Recorded data:
=== Section Start ===

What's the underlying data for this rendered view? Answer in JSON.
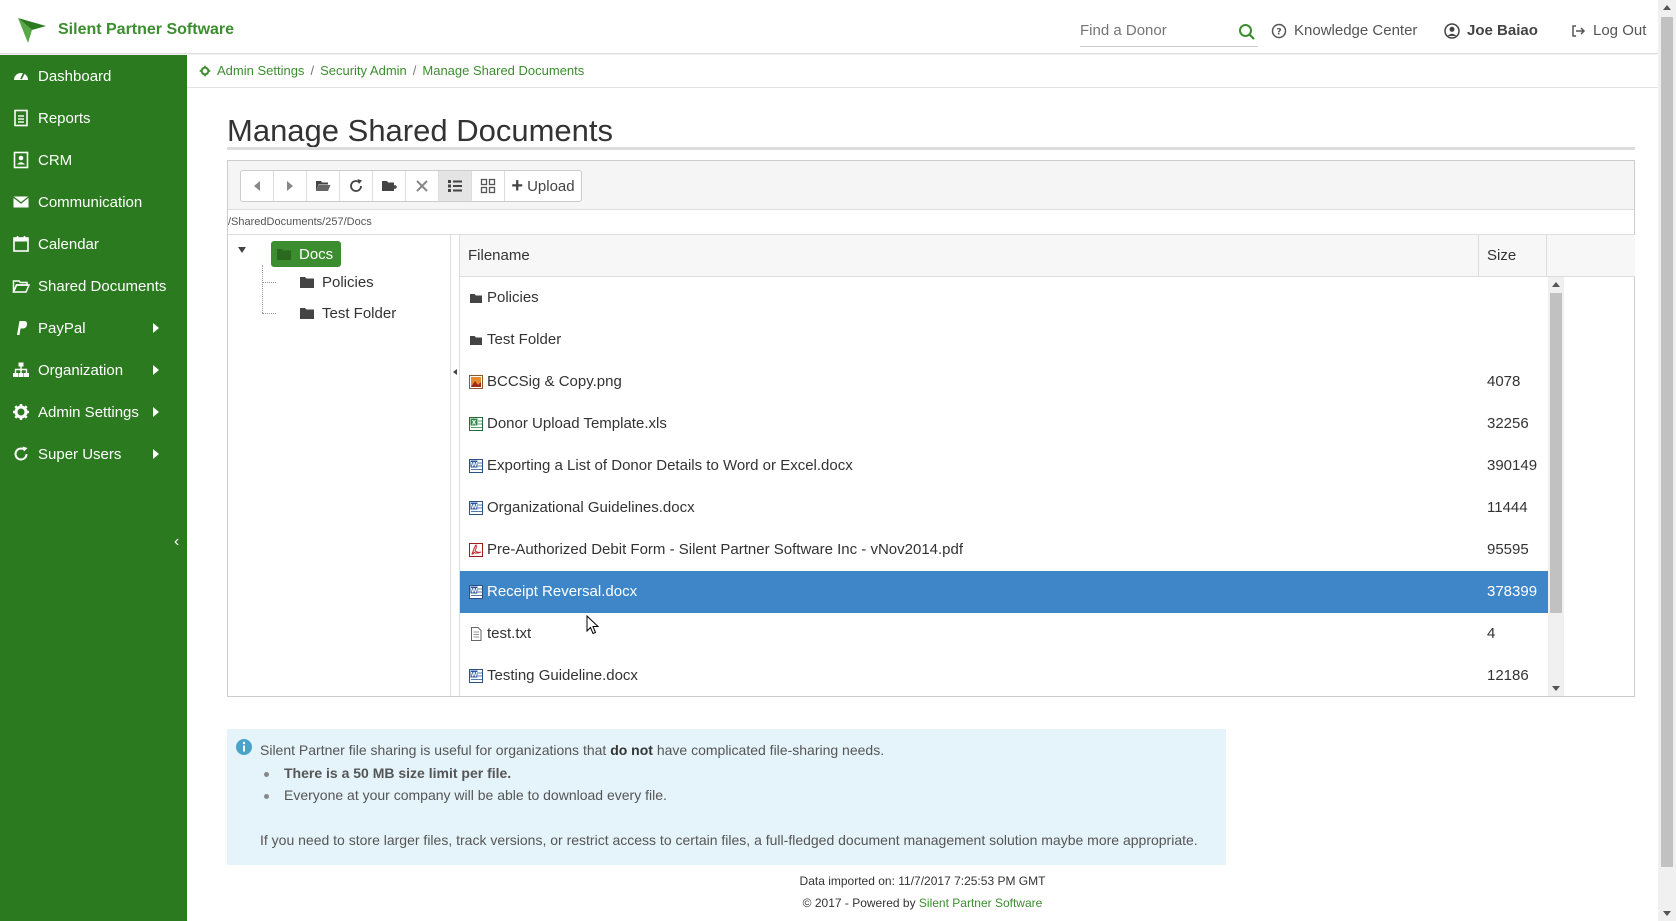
{
  "header": {
    "app_name": "Silent Partner Software",
    "search_placeholder": "Find a Donor",
    "knowledge_center": "Knowledge Center",
    "user_name": "Joe Baiao",
    "logout": "Log Out",
    "brand_color": "#2c7a20"
  },
  "sidebar": {
    "items": [
      {
        "label": "Dashboard",
        "icon": "dashboard-icon"
      },
      {
        "label": "Reports",
        "icon": "report-icon"
      },
      {
        "label": "CRM",
        "icon": "contact-card-icon"
      },
      {
        "label": "Communication",
        "icon": "envelope-icon"
      },
      {
        "label": "Calendar",
        "icon": "calendar-icon"
      },
      {
        "label": "Shared Documents",
        "icon": "folder-open-icon"
      },
      {
        "label": "PayPal",
        "icon": "paypal-icon",
        "submenu": true
      },
      {
        "label": "Organization",
        "icon": "sitemap-icon",
        "submenu": true
      },
      {
        "label": "Admin Settings",
        "icon": "gear-icon",
        "submenu": true
      },
      {
        "label": "Super Users",
        "icon": "refresh-icon",
        "submenu": true
      }
    ],
    "collapse": "‹"
  },
  "breadcrumb": {
    "items": [
      "Admin Settings",
      "Security Admin",
      "Manage Shared Documents"
    ],
    "sep": "/"
  },
  "page": {
    "title": "Manage Shared Documents"
  },
  "filemanager": {
    "upload_label": "Upload",
    "path": "/SharedDocuments/257/Docs",
    "tree": {
      "root": "Docs",
      "children": [
        "Policies",
        "Test Folder"
      ]
    },
    "columns": {
      "filename": "Filename",
      "size": "Size"
    },
    "files": [
      {
        "name": "Policies",
        "size": "",
        "type": "folder"
      },
      {
        "name": "Test Folder",
        "size": "",
        "type": "folder"
      },
      {
        "name": "BCCSig & Copy.png",
        "size": "4078",
        "type": "image"
      },
      {
        "name": "Donor Upload Template.xls",
        "size": "32256",
        "type": "excel"
      },
      {
        "name": "Exporting a List of Donor Details to Word or Excel.docx",
        "size": "390149",
        "type": "word"
      },
      {
        "name": "Organizational Guidelines.docx",
        "size": "11444",
        "type": "word"
      },
      {
        "name": "Pre-Authorized Debit Form - Silent Partner Software Inc - vNov2014.pdf",
        "size": "95595",
        "type": "pdf"
      },
      {
        "name": "Receipt Reversal.docx",
        "size": "378399",
        "type": "word",
        "selected": true
      },
      {
        "name": "test.txt",
        "size": "4",
        "type": "text"
      },
      {
        "name": "Testing Guideline.docx",
        "size": "12186",
        "type": "word"
      }
    ],
    "selected_color": "#3f86c8"
  },
  "info": {
    "line1_pre": "Silent Partner file sharing is useful for organizations that ",
    "line1_bold": "do not",
    "line1_post": " have complicated file-sharing needs.",
    "bullet1": "There is a 50 MB size limit per file.",
    "bullet2": "Everyone at your company will be able to download every file.",
    "line2": "If you need to store larger files, track versions, or restrict access to certain files, a full-fledged document management solution maybe more appropriate."
  },
  "footer": {
    "imported": "Data imported on: 11/7/2017 7:25:53 PM GMT",
    "copyright": "© 2017 - Powered by ",
    "powered_link": "Silent Partner Software"
  }
}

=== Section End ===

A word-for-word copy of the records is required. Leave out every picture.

What's the underlying data for this rendered view? Answer in JSON.
{
  "header": {
    "app_name": "Silent Partner Software",
    "search_placeholder": "Find a Donor",
    "knowledge_center": "Knowledge Center",
    "user_name": "Joe Baiao",
    "logout": "Log Out",
    "brand_color": "#2c7a20"
  },
  "sidebar": {
    "items": [
      {
        "label": "Dashboard",
        "icon": "dashboard-icon"
      },
      {
        "label": "Reports",
        "icon": "report-icon"
      },
      {
        "label": "CRM",
        "icon": "contact-card-icon"
      },
      {
        "label": "Communication",
        "icon": "envelope-icon"
      },
      {
        "label": "Calendar",
        "icon": "calendar-icon"
      },
      {
        "label": "Shared Documents",
        "icon": "folder-open-icon"
      },
      {
        "label": "PayPal",
        "icon": "paypal-icon",
        "submenu": true
      },
      {
        "label": "Organization",
        "icon": "sitemap-icon",
        "submenu": true
      },
      {
        "label": "Admin Settings",
        "icon": "gear-icon",
        "submenu": true
      },
      {
        "label": "Super Users",
        "icon": "refresh-icon",
        "submenu": true
      }
    ],
    "collapse": "‹"
  },
  "breadcrumb": {
    "items": [
      "Admin Settings",
      "Security Admin",
      "Manage Shared Documents"
    ],
    "sep": "/"
  },
  "page": {
    "title": "Manage Shared Documents"
  },
  "filemanager": {
    "upload_label": "Upload",
    "path": "/SharedDocuments/257/Docs",
    "tree": {
      "root": "Docs",
      "children": [
        "Policies",
        "Test Folder"
      ]
    },
    "columns": {
      "filename": "Filename",
      "size": "Size"
    },
    "files": [
      {
        "name": "Policies",
        "size": "",
        "type": "folder"
      },
      {
        "name": "Test Folder",
        "size": "",
        "type": "folder"
      },
      {
        "name": "BCCSig & Copy.png",
        "size": "4078",
        "type": "image"
      },
      {
        "name": "Donor Upload Template.xls",
        "size": "32256",
        "type": "excel"
      },
      {
        "name": "Exporting a List of Donor Details to Word or Excel.docx",
        "size": "390149",
        "type": "word"
      },
      {
        "name": "Organizational Guidelines.docx",
        "size": "11444",
        "type": "word"
      },
      {
        "name": "Pre-Authorized Debit Form - Silent Partner Software Inc - vNov2014.pdf",
        "size": "95595",
        "type": "pdf"
      },
      {
        "name": "Receipt Reversal.docx",
        "size": "378399",
        "type": "word",
        "selected": true
      },
      {
        "name": "test.txt",
        "size": "4",
        "type": "text"
      },
      {
        "name": "Testing Guideline.docx",
        "size": "12186",
        "type": "word"
      }
    ],
    "selected_color": "#3f86c8"
  },
  "info": {
    "line1_pre": "Silent Partner file sharing is useful for organizations that ",
    "line1_bold": "do not",
    "line1_post": " have complicated file-sharing needs.",
    "bullet1": "There is a 50 MB size limit per file.",
    "bullet2": "Everyone at your company will be able to download every file.",
    "line2": "If you need to store larger files, track versions, or restrict access to certain files, a full-fledged document management solution maybe more appropriate."
  },
  "footer": {
    "imported": "Data imported on: 11/7/2017 7:25:53 PM GMT",
    "copyright": "© 2017 - Powered by ",
    "powered_link": "Silent Partner Software"
  }
}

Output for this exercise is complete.